(4.) What will be the main transport approaches into the neighborhoods?
(5.) Why has provision of parking for the stadium events and other venues been rejected? How would shuttles work without gridlock?
(6.) How will adverse effects from having vendors and toilet facilities along Cottage Grove and 51st St. be prevented?
(7.) Where are street closings anticipated? Midway? Cottage Grove? Others? Any plans to close areas to cars?
(8.) How will daily cleaning and trash removal be handled? Who will do it?
(9.) We suggest that The Point and either Midway Plaisance or 55th Street be used in the torch ceremony and run to the stadium.

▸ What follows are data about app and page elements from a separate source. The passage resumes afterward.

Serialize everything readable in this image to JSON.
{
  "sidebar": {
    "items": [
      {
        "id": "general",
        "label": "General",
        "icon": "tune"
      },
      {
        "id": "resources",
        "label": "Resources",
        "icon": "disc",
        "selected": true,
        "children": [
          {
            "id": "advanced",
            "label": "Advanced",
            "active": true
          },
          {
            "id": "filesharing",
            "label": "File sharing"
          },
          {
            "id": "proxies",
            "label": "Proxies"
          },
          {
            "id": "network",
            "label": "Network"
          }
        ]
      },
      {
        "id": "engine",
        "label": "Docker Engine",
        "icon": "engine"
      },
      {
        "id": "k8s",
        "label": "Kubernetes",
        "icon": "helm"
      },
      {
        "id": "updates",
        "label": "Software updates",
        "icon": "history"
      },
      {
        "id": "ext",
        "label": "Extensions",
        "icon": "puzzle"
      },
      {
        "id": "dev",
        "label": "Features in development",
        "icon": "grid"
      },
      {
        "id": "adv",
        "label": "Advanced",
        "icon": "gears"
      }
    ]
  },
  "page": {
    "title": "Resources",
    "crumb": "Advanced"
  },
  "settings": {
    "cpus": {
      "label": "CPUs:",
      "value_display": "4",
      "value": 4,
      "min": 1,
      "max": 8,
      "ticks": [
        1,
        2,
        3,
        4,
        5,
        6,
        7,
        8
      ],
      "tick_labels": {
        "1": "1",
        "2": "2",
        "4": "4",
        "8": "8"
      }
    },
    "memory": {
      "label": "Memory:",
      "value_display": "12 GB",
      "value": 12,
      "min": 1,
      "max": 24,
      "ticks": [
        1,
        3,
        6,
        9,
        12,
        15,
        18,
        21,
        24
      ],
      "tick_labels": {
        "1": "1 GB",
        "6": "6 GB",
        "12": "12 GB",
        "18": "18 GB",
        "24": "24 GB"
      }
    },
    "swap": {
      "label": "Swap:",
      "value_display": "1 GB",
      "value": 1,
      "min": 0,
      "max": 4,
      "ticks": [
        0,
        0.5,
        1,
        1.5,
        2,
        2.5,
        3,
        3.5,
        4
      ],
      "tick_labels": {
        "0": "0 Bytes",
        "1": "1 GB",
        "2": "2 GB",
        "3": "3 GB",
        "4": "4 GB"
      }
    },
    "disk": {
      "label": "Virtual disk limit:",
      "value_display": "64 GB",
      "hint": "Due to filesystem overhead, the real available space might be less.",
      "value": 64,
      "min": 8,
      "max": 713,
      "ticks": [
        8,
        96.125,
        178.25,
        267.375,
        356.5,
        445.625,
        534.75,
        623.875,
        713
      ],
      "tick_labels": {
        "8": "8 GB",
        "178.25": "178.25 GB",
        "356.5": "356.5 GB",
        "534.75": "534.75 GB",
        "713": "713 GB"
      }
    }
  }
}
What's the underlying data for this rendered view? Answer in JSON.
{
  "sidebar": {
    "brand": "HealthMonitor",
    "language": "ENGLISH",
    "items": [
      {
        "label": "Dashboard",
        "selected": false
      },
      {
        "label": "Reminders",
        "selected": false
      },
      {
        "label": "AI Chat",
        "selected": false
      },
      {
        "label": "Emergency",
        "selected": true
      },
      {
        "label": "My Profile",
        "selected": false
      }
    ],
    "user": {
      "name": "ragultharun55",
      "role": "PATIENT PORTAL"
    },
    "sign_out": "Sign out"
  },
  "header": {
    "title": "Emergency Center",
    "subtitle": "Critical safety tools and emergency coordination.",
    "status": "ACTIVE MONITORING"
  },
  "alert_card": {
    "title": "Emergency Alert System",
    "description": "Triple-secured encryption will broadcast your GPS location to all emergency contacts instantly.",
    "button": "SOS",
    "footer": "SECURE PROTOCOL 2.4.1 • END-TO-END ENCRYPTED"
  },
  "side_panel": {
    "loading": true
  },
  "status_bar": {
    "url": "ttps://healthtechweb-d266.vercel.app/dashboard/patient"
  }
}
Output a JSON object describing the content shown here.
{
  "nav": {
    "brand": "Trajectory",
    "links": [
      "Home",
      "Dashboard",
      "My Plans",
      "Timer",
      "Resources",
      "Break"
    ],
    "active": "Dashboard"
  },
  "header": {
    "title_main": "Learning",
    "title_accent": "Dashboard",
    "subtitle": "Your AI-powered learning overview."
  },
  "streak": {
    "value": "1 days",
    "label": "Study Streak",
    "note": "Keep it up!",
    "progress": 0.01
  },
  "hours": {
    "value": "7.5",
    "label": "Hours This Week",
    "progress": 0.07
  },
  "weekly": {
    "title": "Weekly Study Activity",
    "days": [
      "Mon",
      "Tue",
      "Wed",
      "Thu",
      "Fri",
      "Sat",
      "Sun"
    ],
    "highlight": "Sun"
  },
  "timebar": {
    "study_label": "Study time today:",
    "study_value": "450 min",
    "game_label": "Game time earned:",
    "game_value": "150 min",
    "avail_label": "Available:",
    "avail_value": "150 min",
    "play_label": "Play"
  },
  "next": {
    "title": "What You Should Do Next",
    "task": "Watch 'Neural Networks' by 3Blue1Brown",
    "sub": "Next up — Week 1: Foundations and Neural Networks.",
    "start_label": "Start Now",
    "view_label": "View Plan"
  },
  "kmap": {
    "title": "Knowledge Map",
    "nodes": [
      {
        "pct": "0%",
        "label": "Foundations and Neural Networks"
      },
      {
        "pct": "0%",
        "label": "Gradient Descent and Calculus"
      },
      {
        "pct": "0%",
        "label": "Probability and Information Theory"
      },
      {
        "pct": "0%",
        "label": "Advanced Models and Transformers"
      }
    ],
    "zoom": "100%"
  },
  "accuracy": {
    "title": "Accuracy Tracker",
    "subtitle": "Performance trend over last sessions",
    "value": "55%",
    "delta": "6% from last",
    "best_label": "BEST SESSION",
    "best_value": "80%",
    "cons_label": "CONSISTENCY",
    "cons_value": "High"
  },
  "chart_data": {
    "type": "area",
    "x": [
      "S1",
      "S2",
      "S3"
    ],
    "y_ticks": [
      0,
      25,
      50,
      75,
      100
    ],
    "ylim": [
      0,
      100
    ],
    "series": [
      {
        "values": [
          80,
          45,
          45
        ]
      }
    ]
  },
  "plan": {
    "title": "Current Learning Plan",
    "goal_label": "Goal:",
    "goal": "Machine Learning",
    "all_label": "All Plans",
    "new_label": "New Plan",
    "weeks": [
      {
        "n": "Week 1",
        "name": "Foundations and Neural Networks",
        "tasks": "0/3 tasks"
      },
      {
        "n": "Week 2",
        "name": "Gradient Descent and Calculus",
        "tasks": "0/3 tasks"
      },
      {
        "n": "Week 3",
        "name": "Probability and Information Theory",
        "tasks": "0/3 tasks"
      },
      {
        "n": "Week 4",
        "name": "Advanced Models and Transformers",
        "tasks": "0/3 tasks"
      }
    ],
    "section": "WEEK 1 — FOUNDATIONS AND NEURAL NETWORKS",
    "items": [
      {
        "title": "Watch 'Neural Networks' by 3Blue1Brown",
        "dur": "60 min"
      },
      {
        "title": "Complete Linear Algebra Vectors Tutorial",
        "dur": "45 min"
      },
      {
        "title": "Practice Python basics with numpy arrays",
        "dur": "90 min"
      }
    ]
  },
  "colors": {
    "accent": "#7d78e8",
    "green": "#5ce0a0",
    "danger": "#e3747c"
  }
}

And we suggest that The Fountain of Time would be an awesome place to hold some of the medal ceremonies.
11. After the Olympics
(1.) What is the plan to truly restore Washington Park and the south half of Jackson Park to prime condition after the games?
(2.) Does this include improvement of ball fields, bleachers and lights, and upgrading of the South end of Washington Park, including lagoons and largely fenced-off Bynum Island?
(3.) No residual amphitheater or below or above ground deviation should be considered without hearings and full concurrence by the surrounding communities and must not be a sequestered private-use facility. The 6-foot high berm proposed for the arena must be carefully studied to make sure it does not destroy the level plain of the park or pose a security problem.
(4.) What parts
of neighborhood improvement for the games will be kept afterward? Who is financing
which parts of redevelopment? How can Washington Park and the Stagg Field area
be opened up to more foot traffic along Cottage Grove Avenue as a result of